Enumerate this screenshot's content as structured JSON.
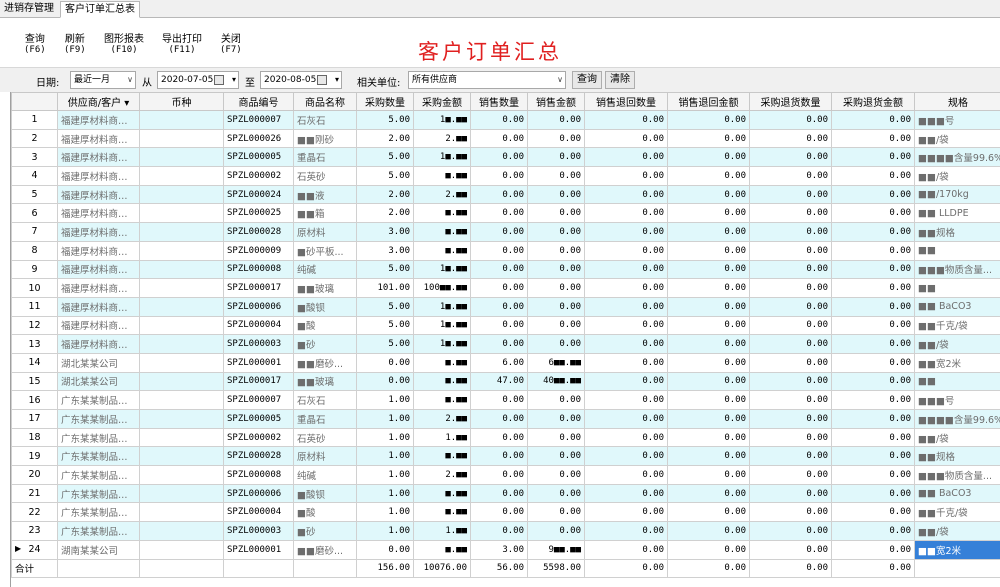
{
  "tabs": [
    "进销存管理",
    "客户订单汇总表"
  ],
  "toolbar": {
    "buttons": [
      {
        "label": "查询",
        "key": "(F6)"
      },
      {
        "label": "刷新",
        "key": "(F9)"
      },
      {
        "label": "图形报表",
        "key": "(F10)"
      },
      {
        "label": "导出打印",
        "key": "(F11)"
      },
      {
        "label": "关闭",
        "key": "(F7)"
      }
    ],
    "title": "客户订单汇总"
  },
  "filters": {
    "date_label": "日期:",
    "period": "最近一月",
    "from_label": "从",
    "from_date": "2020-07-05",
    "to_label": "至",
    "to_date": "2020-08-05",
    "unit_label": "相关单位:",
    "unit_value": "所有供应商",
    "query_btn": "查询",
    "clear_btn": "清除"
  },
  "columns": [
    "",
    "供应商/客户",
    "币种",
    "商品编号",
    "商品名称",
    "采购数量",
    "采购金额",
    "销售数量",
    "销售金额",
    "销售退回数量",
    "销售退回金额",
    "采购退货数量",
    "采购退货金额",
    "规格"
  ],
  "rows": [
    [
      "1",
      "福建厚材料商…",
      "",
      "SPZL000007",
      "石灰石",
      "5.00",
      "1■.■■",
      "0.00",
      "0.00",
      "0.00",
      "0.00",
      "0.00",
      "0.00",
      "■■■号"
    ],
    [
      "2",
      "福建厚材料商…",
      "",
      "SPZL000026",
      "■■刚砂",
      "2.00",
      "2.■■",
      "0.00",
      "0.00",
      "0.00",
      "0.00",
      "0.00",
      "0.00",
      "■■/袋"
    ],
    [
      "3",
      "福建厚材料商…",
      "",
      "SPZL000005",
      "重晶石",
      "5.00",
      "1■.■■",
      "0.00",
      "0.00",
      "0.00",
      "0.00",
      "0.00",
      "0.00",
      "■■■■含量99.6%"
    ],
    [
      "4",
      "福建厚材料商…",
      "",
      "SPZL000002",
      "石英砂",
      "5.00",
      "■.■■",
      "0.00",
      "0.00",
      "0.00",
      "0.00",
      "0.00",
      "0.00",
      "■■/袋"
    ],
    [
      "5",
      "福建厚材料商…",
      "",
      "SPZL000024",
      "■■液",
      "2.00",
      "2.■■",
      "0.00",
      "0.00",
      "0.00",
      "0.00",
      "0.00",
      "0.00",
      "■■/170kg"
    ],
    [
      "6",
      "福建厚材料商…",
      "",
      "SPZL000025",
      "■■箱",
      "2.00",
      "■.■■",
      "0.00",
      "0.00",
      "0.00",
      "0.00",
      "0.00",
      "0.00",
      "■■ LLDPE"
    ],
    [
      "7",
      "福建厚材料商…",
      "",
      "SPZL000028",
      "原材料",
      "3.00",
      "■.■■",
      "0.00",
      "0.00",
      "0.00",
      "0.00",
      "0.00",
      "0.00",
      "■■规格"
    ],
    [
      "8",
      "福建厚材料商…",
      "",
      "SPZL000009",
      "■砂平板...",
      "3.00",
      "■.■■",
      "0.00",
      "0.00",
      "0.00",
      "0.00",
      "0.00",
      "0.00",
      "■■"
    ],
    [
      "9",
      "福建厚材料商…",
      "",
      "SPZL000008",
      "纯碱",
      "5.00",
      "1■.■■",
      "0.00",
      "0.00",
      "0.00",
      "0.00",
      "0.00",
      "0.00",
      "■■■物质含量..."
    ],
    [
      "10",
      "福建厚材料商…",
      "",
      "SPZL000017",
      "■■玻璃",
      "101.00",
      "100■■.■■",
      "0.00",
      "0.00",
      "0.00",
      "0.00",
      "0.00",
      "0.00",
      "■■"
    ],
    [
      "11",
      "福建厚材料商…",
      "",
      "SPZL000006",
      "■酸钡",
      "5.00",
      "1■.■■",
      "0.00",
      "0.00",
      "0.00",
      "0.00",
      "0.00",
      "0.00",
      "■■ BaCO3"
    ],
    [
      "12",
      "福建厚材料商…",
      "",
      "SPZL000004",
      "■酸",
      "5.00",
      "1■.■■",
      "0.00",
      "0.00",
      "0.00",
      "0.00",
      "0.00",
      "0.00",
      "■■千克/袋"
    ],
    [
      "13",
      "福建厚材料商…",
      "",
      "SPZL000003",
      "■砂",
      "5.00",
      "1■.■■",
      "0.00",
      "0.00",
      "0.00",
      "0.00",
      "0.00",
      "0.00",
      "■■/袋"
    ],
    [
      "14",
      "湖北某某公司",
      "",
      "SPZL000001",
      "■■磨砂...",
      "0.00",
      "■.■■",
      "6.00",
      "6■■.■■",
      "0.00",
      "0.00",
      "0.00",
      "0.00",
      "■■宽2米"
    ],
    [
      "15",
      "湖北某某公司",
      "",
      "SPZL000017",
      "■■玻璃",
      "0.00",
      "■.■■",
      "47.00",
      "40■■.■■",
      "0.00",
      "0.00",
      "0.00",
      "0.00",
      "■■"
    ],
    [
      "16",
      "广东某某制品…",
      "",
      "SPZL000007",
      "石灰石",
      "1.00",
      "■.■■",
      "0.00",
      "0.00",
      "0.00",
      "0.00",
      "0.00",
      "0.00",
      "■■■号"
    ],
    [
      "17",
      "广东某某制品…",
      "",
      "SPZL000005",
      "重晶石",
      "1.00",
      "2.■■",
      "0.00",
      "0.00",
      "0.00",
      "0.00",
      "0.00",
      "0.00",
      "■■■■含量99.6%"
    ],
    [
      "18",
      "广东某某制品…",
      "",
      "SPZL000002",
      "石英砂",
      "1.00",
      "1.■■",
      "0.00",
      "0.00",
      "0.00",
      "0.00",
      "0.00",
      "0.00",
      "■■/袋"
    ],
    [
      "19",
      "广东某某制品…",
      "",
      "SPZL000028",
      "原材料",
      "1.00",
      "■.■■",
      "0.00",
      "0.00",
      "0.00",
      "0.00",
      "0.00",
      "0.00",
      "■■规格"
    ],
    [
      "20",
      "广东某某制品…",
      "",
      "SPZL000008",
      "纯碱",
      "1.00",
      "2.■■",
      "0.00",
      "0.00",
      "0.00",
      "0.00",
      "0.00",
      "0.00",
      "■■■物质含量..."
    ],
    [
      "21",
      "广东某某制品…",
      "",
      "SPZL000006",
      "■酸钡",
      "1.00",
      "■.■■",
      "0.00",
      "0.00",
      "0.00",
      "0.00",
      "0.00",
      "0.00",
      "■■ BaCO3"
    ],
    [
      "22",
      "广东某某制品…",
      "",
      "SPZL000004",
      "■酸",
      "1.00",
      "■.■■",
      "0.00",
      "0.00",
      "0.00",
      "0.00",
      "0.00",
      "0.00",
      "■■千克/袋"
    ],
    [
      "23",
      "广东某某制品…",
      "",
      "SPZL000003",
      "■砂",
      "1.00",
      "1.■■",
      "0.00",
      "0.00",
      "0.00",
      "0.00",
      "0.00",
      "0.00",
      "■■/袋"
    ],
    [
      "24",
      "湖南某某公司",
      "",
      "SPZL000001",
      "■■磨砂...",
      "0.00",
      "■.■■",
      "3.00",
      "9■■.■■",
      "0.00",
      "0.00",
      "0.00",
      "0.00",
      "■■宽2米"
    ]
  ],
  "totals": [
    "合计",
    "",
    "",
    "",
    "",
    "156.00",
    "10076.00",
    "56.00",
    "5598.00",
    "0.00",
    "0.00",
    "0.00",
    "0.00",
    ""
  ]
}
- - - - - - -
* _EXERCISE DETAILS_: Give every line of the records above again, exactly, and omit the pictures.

* _RESPONSE TO THE TASK_:
Enumerate this screenshot's content as structured JSON.
{
  "tabs": [
    "进销存管理",
    "客户订单汇总表"
  ],
  "toolbar": {
    "buttons": [
      {
        "label": "查询",
        "key": "(F6)"
      },
      {
        "label": "刷新",
        "key": "(F9)"
      },
      {
        "label": "图形报表",
        "key": "(F10)"
      },
      {
        "label": "导出打印",
        "key": "(F11)"
      },
      {
        "label": "关闭",
        "key": "(F7)"
      }
    ],
    "title": "客户订单汇总"
  },
  "filters": {
    "date_label": "日期:",
    "period": "最近一月",
    "from_label": "从",
    "from_date": "2020-07-05",
    "to_label": "至",
    "to_date": "2020-08-05",
    "unit_label": "相关单位:",
    "unit_value": "所有供应商",
    "query_btn": "查询",
    "clear_btn": "清除"
  },
  "columns": [
    "",
    "供应商/客户",
    "币种",
    "商品编号",
    "商品名称",
    "采购数量",
    "采购金额",
    "销售数量",
    "销售金额",
    "销售退回数量",
    "销售退回金额",
    "采购退货数量",
    "采购退货金额",
    "规格"
  ],
  "rows": [
    [
      "1",
      "福建厚材料商…",
      "",
      "SPZL000007",
      "石灰石",
      "5.00",
      "1■.■■",
      "0.00",
      "0.00",
      "0.00",
      "0.00",
      "0.00",
      "0.00",
      "■■■号"
    ],
    [
      "2",
      "福建厚材料商…",
      "",
      "SPZL000026",
      "■■刚砂",
      "2.00",
      "2.■■",
      "0.00",
      "0.00",
      "0.00",
      "0.00",
      "0.00",
      "0.00",
      "■■/袋"
    ],
    [
      "3",
      "福建厚材料商…",
      "",
      "SPZL000005",
      "重晶石",
      "5.00",
      "1■.■■",
      "0.00",
      "0.00",
      "0.00",
      "0.00",
      "0.00",
      "0.00",
      "■■■■含量99.6%"
    ],
    [
      "4",
      "福建厚材料商…",
      "",
      "SPZL000002",
      "石英砂",
      "5.00",
      "■.■■",
      "0.00",
      "0.00",
      "0.00",
      "0.00",
      "0.00",
      "0.00",
      "■■/袋"
    ],
    [
      "5",
      "福建厚材料商…",
      "",
      "SPZL000024",
      "■■液",
      "2.00",
      "2.■■",
      "0.00",
      "0.00",
      "0.00",
      "0.00",
      "0.00",
      "0.00",
      "■■/170kg"
    ],
    [
      "6",
      "福建厚材料商…",
      "",
      "SPZL000025",
      "■■箱",
      "2.00",
      "■.■■",
      "0.00",
      "0.00",
      "0.00",
      "0.00",
      "0.00",
      "0.00",
      "■■ LLDPE"
    ],
    [
      "7",
      "福建厚材料商…",
      "",
      "SPZL000028",
      "原材料",
      "3.00",
      "■.■■",
      "0.00",
      "0.00",
      "0.00",
      "0.00",
      "0.00",
      "0.00",
      "■■规格"
    ],
    [
      "8",
      "福建厚材料商…",
      "",
      "SPZL000009",
      "■砂平板...",
      "3.00",
      "■.■■",
      "0.00",
      "0.00",
      "0.00",
      "0.00",
      "0.00",
      "0.00",
      "■■"
    ],
    [
      "9",
      "福建厚材料商…",
      "",
      "SPZL000008",
      "纯碱",
      "5.00",
      "1■.■■",
      "0.00",
      "0.00",
      "0.00",
      "0.00",
      "0.00",
      "0.00",
      "■■■物质含量..."
    ],
    [
      "10",
      "福建厚材料商…",
      "",
      "SPZL000017",
      "■■玻璃",
      "101.00",
      "100■■.■■",
      "0.00",
      "0.00",
      "0.00",
      "0.00",
      "0.00",
      "0.00",
      "■■"
    ],
    [
      "11",
      "福建厚材料商…",
      "",
      "SPZL000006",
      "■酸钡",
      "5.00",
      "1■.■■",
      "0.00",
      "0.00",
      "0.00",
      "0.00",
      "0.00",
      "0.00",
      "■■ BaCO3"
    ],
    [
      "12",
      "福建厚材料商…",
      "",
      "SPZL000004",
      "■酸",
      "5.00",
      "1■.■■",
      "0.00",
      "0.00",
      "0.00",
      "0.00",
      "0.00",
      "0.00",
      "■■千克/袋"
    ],
    [
      "13",
      "福建厚材料商…",
      "",
      "SPZL000003",
      "■砂",
      "5.00",
      "1■.■■",
      "0.00",
      "0.00",
      "0.00",
      "0.00",
      "0.00",
      "0.00",
      "■■/袋"
    ],
    [
      "14",
      "湖北某某公司",
      "",
      "SPZL000001",
      "■■磨砂...",
      "0.00",
      "■.■■",
      "6.00",
      "6■■.■■",
      "0.00",
      "0.00",
      "0.00",
      "0.00",
      "■■宽2米"
    ],
    [
      "15",
      "湖北某某公司",
      "",
      "SPZL000017",
      "■■玻璃",
      "0.00",
      "■.■■",
      "47.00",
      "40■■.■■",
      "0.00",
      "0.00",
      "0.00",
      "0.00",
      "■■"
    ],
    [
      "16",
      "广东某某制品…",
      "",
      "SPZL000007",
      "石灰石",
      "1.00",
      "■.■■",
      "0.00",
      "0.00",
      "0.00",
      "0.00",
      "0.00",
      "0.00",
      "■■■号"
    ],
    [
      "17",
      "广东某某制品…",
      "",
      "SPZL000005",
      "重晶石",
      "1.00",
      "2.■■",
      "0.00",
      "0.00",
      "0.00",
      "0.00",
      "0.00",
      "0.00",
      "■■■■含量99.6%"
    ],
    [
      "18",
      "广东某某制品…",
      "",
      "SPZL000002",
      "石英砂",
      "1.00",
      "1.■■",
      "0.00",
      "0.00",
      "0.00",
      "0.00",
      "0.00",
      "0.00",
      "■■/袋"
    ],
    [
      "19",
      "广东某某制品…",
      "",
      "SPZL000028",
      "原材料",
      "1.00",
      "■.■■",
      "0.00",
      "0.00",
      "0.00",
      "0.00",
      "0.00",
      "0.00",
      "■■规格"
    ],
    [
      "20",
      "广东某某制品…",
      "",
      "SPZL000008",
      "纯碱",
      "1.00",
      "2.■■",
      "0.00",
      "0.00",
      "0.00",
      "0.00",
      "0.00",
      "0.00",
      "■■■物质含量..."
    ],
    [
      "21",
      "广东某某制品…",
      "",
      "SPZL000006",
      "■酸钡",
      "1.00",
      "■.■■",
      "0.00",
      "0.00",
      "0.00",
      "0.00",
      "0.00",
      "0.00",
      "■■ BaCO3"
    ],
    [
      "22",
      "广东某某制品…",
      "",
      "SPZL000004",
      "■酸",
      "1.00",
      "■.■■",
      "0.00",
      "0.00",
      "0.00",
      "0.00",
      "0.00",
      "0.00",
      "■■千克/袋"
    ],
    [
      "23",
      "广东某某制品…",
      "",
      "SPZL000003",
      "■砂",
      "1.00",
      "1.■■",
      "0.00",
      "0.00",
      "0.00",
      "0.00",
      "0.00",
      "0.00",
      "■■/袋"
    ],
    [
      "24",
      "湖南某某公司",
      "",
      "SPZL000001",
      "■■磨砂...",
      "0.00",
      "■.■■",
      "3.00",
      "9■■.■■",
      "0.00",
      "0.00",
      "0.00",
      "0.00",
      "■■宽2米"
    ]
  ],
  "totals": [
    "合计",
    "",
    "",
    "",
    "",
    "156.00",
    "10076.00",
    "56.00",
    "5598.00",
    "0.00",
    "0.00",
    "0.00",
    "0.00",
    ""
  ]
}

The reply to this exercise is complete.